**DATA FOR THIS TASK**
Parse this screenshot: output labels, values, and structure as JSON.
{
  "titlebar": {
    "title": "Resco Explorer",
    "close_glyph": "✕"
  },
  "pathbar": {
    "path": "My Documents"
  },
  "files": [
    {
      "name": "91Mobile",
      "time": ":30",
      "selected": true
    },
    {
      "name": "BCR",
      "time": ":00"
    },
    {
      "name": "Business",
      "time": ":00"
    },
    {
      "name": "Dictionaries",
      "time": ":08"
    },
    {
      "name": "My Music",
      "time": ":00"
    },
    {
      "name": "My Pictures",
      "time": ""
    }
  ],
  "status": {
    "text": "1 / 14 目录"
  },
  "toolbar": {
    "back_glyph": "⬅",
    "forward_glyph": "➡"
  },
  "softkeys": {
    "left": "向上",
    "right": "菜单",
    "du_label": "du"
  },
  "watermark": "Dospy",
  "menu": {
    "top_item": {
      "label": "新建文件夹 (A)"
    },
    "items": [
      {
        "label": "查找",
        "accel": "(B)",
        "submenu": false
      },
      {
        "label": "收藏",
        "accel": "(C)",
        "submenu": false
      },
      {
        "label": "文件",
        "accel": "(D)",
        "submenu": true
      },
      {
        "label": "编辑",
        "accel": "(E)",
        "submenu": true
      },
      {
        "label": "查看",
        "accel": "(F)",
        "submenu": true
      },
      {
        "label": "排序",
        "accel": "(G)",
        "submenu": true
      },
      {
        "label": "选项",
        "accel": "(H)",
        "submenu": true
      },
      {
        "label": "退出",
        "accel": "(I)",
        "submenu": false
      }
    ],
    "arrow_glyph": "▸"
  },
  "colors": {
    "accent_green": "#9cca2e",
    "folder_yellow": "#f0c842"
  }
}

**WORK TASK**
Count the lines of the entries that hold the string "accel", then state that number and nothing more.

**ANSWER TO THE EXERCISE**
8